The prototype uses satellite data obtained from the Advanced Fire Information System (AFIS) to detect and monitor fires in the study sites in Namibia and South Africa.

The research project is jointly led by Prof Taruvinga and Dr E Chikohora from NUST.

According to Taruvinga, during the 12-day visit, the prototype was tested in different regions of Namibia and recorded a high accuracy.

“We are happy to note a high accuracy rate of 90% for our mobile veld fire detection prototype across all regions we visited in Namibia. This gives us the confidence to consider replication phases across seasons and in other African countries in the future if we manage to get further funding,” he said.

According to the researchers of this project, while there are apparent efforts toward managing veld fires, it comes as a concern that in Southern Africa, the role of local communities in fire control has weakened and veld fires have grown to be a major threat.

The researchers further stated that the current systems and technologies to share veld fire information have several challenges. These include; being unable to detect burning fires in real-time especially in the forests, poor to almost missing veld fire local alerting systems, and malfunctioning local veld firefighting communities.

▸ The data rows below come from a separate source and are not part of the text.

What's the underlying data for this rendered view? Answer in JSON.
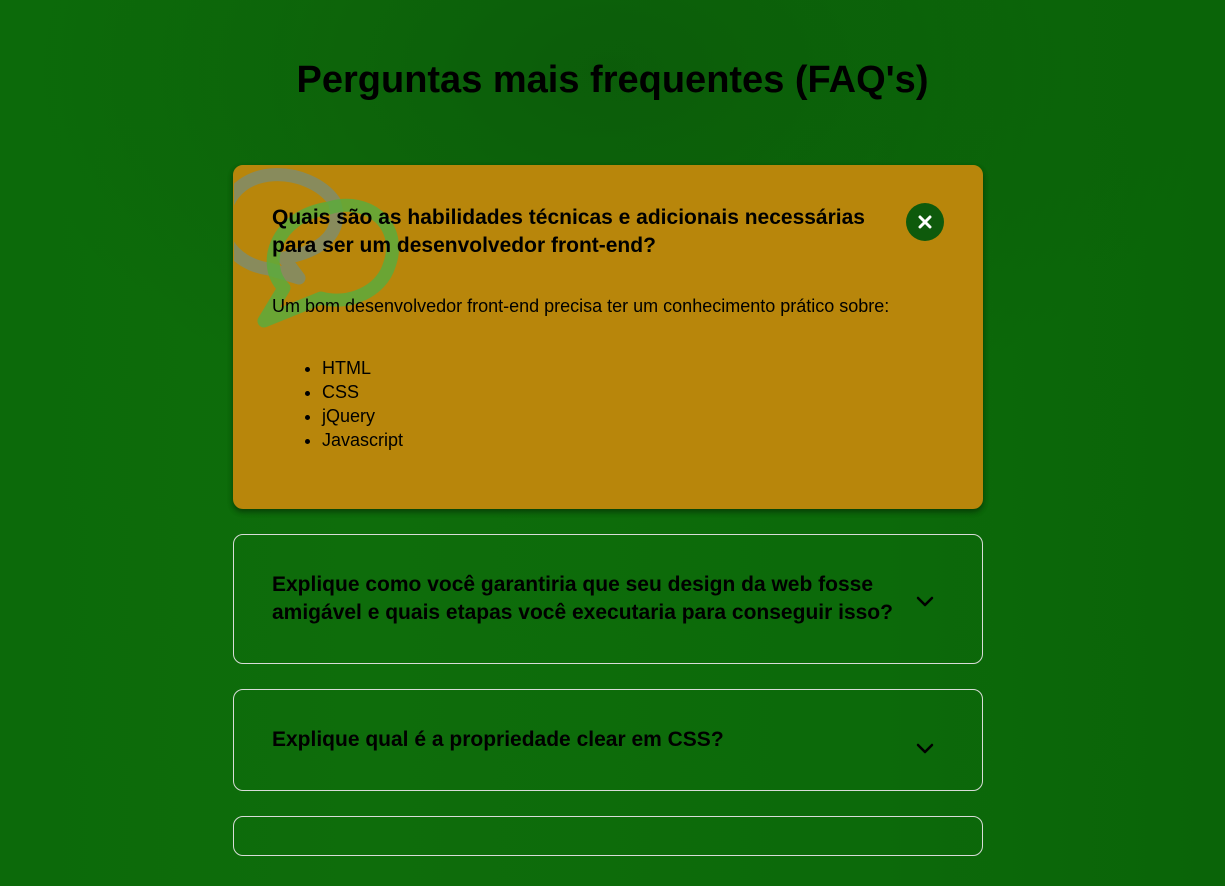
{
  "page": {
    "title": "Perguntas mais frequentes (FAQ's)"
  },
  "colors": {
    "background": "#0d6a0a",
    "active_card": "#b8860b",
    "close_button": "#0e5a0c",
    "border": "#d8dcd8"
  },
  "faqs": [
    {
      "question": "Quais são as habilidades técnicas e adicionais necessárias para ser um desenvolvedor front-end?",
      "answer": "Um bom desenvolvedor front-end precisa ter um conhecimento prático sobre:",
      "list": [
        "HTML",
        "CSS",
        "jQuery",
        "Javascript"
      ],
      "open": true,
      "toggle_icon": "close-icon"
    },
    {
      "question": "Explique como você garantiria que seu design da web fosse amigável e quais etapas você executaria para conseguir isso?",
      "open": false,
      "toggle_icon": "chevron-down-icon"
    },
    {
      "question": "Explique qual é a propriedade clear em CSS?",
      "open": false,
      "toggle_icon": "chevron-down-icon"
    }
  ],
  "watermark_icon": "chat-bubbles-icon"
}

The Professor’s visit to Namibia coincided with the Agricultural Economics Association of South Africa (AEASA) 59th Conference hosted in Namibia. One of two of his postgraduate students (Ms S Jonga) who accompanied him on the visit presented two papers at the conference.

“It was interesting to note that the UFH Department of Agricultural Economics and Extension had 10 out of 62 papers accepted for presentation at the AEASA 59th Conference which translates to 16% of the total papers. The postgraduate students were exposed to presenting conference papers at an international level and had an opportunity to network with other students, researchers and industry players from Africa.”

“I also managed to connect with various researchers and industry players for potential future collaborations,” said Prof Taruvinga.